Increased inference regarding underlying behavioural mechanisms of animal movement can be achieved by comparing GPS data with statistical mechanical movement models such as random walk and Lévy walk with known underlying behaviour and statistical properties.
GPS data are typically collected with ≥1 h intervals not exactly tracking every mechanistic step along the movement path, so a statistical mechanical model approach rather than a mechanistic approach is appropriate. However, comparisons require a coherent framework involving both scaling and memory aspects of the underlying process. Thus, simulation models have recently been extended to include memory-guided returns to previously visited patches, that is, site fidelity.
We define four main classes of movement, differing in incorporation of memory and scaling (based on respective intervals of the statistical fractal dimension D and presence/absence of site fidelity). Using three statistical protocols to estimate D and site fidelity, we compare these main movement classes with patterns observed in GPS data from 52 females of red deer (Cervus elaphus).
The results show best compliance with a scale-free and memory-enhanced kind of space use; that is, a power law distribution of step lengths, a fractal distribution of the spatial scatter of fixes and site fidelity.

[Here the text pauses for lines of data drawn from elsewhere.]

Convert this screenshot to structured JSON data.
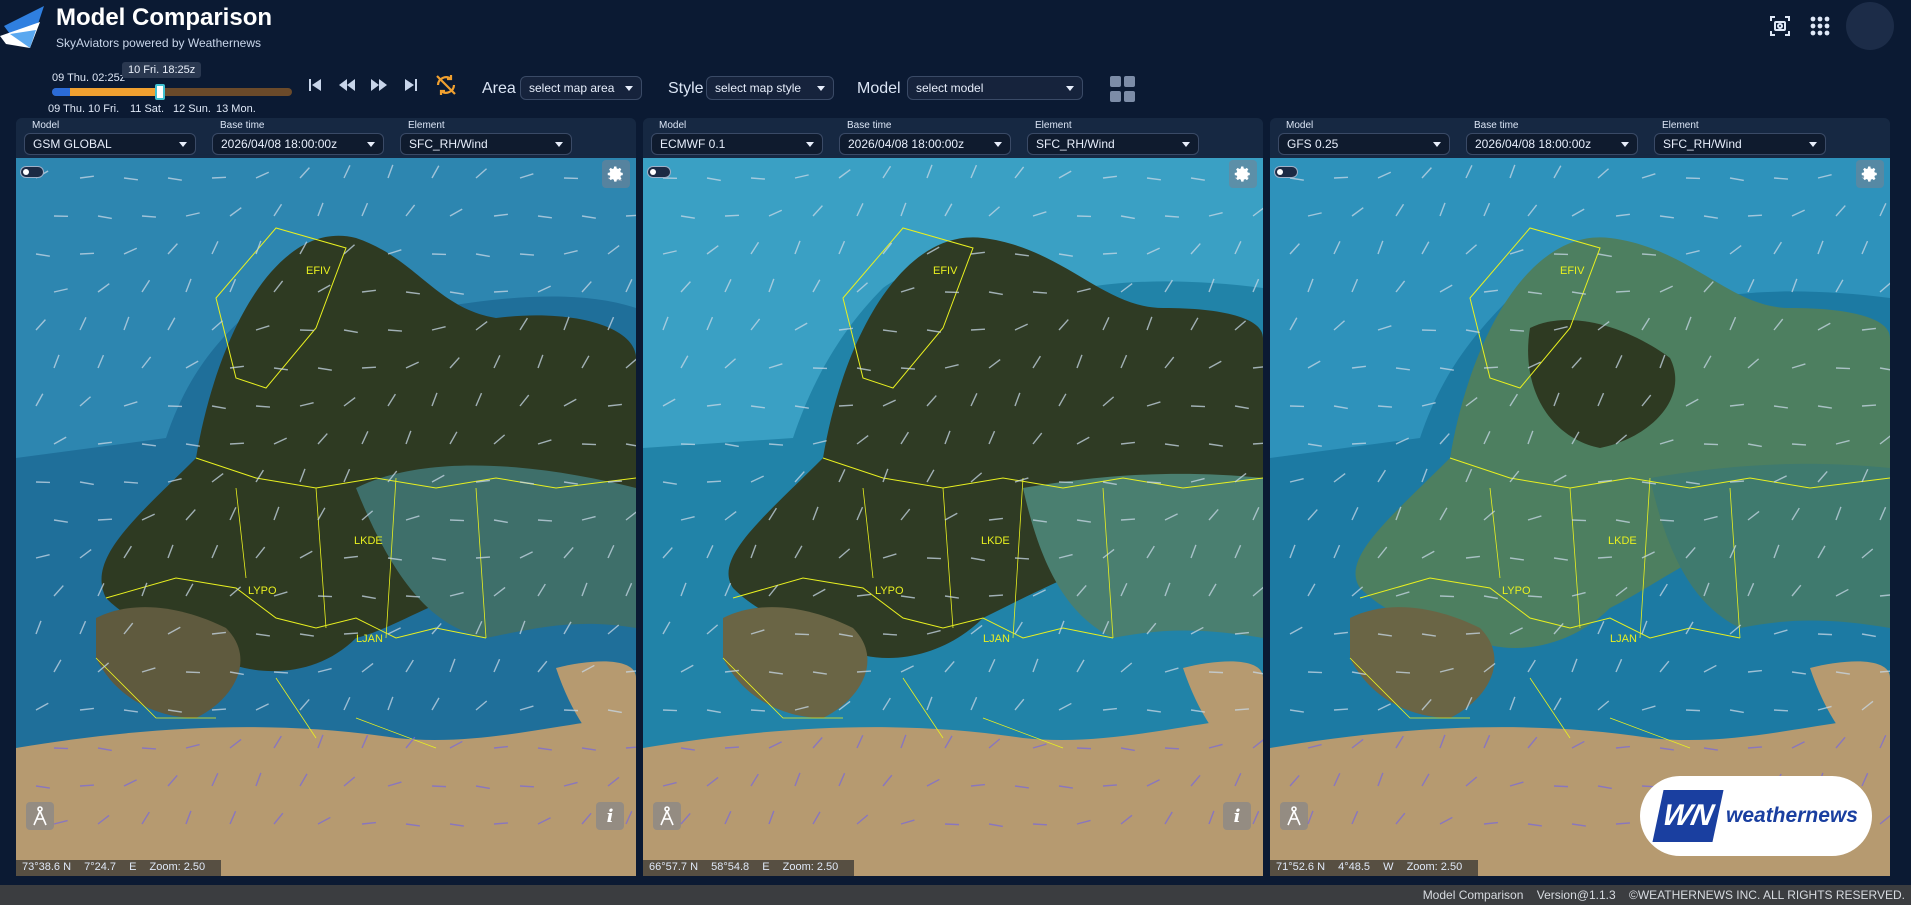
{
  "header": {
    "title": "Model Comparison",
    "subtitle": "SkyAviators powered by Weathernews"
  },
  "timeline": {
    "now_label": "09 Thu. 02:25z",
    "tooltip": "10 Fri. 18:25z",
    "day_labels": [
      "09 Thu.",
      "10 Fri.",
      "11 Sat.",
      "12 Sun.",
      "13 Mon."
    ],
    "progress_fraction": 0.45
  },
  "controls": {
    "area_label": "Area",
    "area_value": "select map area",
    "style_label": "Style",
    "style_value": "select map style",
    "model_label": "Model",
    "model_value": "select model"
  },
  "panels": [
    {
      "model_label": "Model",
      "model": "GSM GLOBAL",
      "base_label": "Base time",
      "base": "2026/04/08 18:00:00z",
      "element_label": "Element",
      "element": "SFC_RH/Wind",
      "coord_lat": "73°38.6 N",
      "coord_lon": "7°24.7",
      "coord_dir": "E",
      "zoom": "Zoom: 2.50",
      "map_labels": [
        "EFIV",
        "LKDE",
        "LYPO",
        "LJAN"
      ]
    },
    {
      "model_label": "Model",
      "model": "ECMWF 0.1",
      "base_label": "Base time",
      "base": "2026/04/08 18:00:00z",
      "element_label": "Element",
      "element": "SFC_RH/Wind",
      "coord_lat": "66°57.7 N",
      "coord_lon": "58°54.8",
      "coord_dir": "E",
      "zoom": "Zoom: 2.50",
      "map_labels": [
        "EFIV",
        "LKDE",
        "LYPO",
        "LJAN"
      ]
    },
    {
      "model_label": "Model",
      "model": "GFS 0.25",
      "base_label": "Base time",
      "base": "2026/04/08 18:00:00z",
      "element_label": "Element",
      "element": "SFC_RH/Wind",
      "coord_lat": "71°52.6 N",
      "coord_lon": "4°48.5",
      "coord_dir": "W",
      "zoom": "Zoom: 2.50",
      "map_labels": [
        "EFIV",
        "LKDE",
        "LYPO",
        "LJAN"
      ]
    }
  ],
  "brand": {
    "mark": "WN",
    "name": "weathernews"
  },
  "footer": {
    "app": "Model Comparison",
    "version": "Version@1.1.3",
    "copyright": "©WEATHERNEWS INC. ALL RIGHTS RESERVED."
  },
  "colors": {
    "background": "#0b1a33",
    "ocean": "#1f6f9a",
    "land_dry": "#b69a70",
    "land_humid": "#2e3a22",
    "border_lines": "#e8f020",
    "timeline_fill": "#f0a030",
    "brand_blue": "#1a3fa0"
  },
  "icons": [
    "app-logo-icon",
    "screenshot-icon",
    "apps-grid-icon",
    "skip-start-icon",
    "rewind-icon",
    "fast-forward-icon",
    "skip-end-icon",
    "sync-off-icon",
    "layout-grid-icon",
    "gear-icon",
    "compass-icon",
    "info-icon"
  ]
}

Our study thus demonstrates how inference regarding memory effects and a hierarchical pattern of space use can be derived from analysis of GPS data.